Living in New York is like dating a stripper. It’s all good times until you try to get serious.
I had my first girlfriend in 10th grade. We were friends for a while. Because we were so comfortable with one another, I took that as a sign that we should start dating. So, I asked her out, thinking the sexual attraction would come in time.
I remember one time I went to a party and saw a woman who I thought was stunningly beautiful. So much so that I felt the need to tell her.
A life partner gently nudges you; they don’t push. No matter how beneficial something is to someone, you can’t force-feed it down their throats.
Within the first hour of meeting each other, sparks starting flying like it was an electrical fire. We had enough chemistry to form a covalent bond.
Piper’s story is nothing special. Remove Alex from the plot and the remainder is dull.
Not wearing your heart on your sleeve is admirable, but hiding our feelings from others limits our ability to connect with them. We’re not vulnerable. We’re just a face. A robot. We don’t really end up knowing each other.
As long as they believe homosexuality is a choice they’ll refuse to sympathize. I understand that. I have a hard time sympathizing with men who wear dress shoes with no socks.
One of the main reasons I moved from LA to New York was because I didn’t need a car to live here. With one of the best trains systems in the world and neighborhoods so compact you can walk everywhere I’m taking advantage of that freedom.

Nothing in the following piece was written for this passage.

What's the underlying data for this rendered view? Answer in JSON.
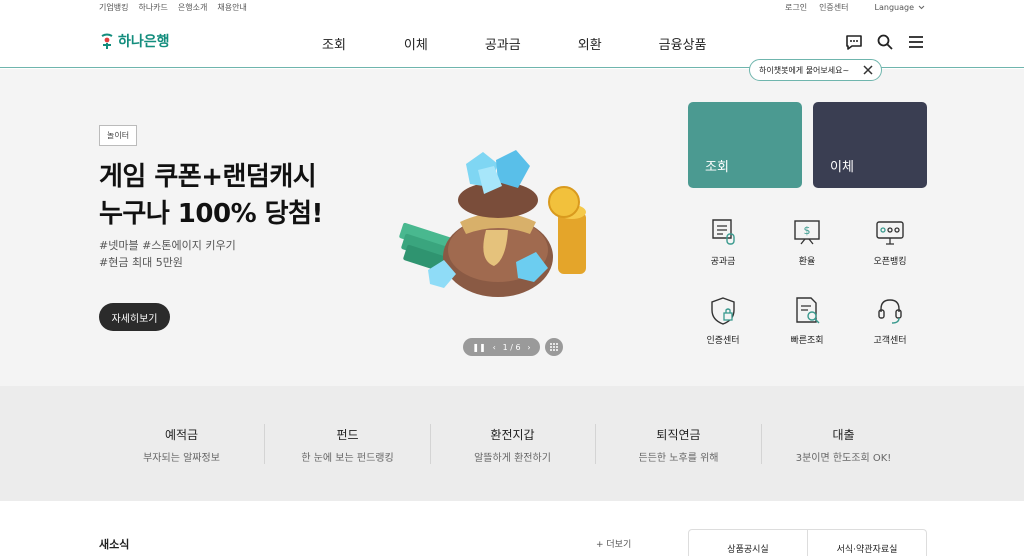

I needed to go ahead and write this before Tywin gets killed off in an upcoming episode. No, that’s not a spoiler.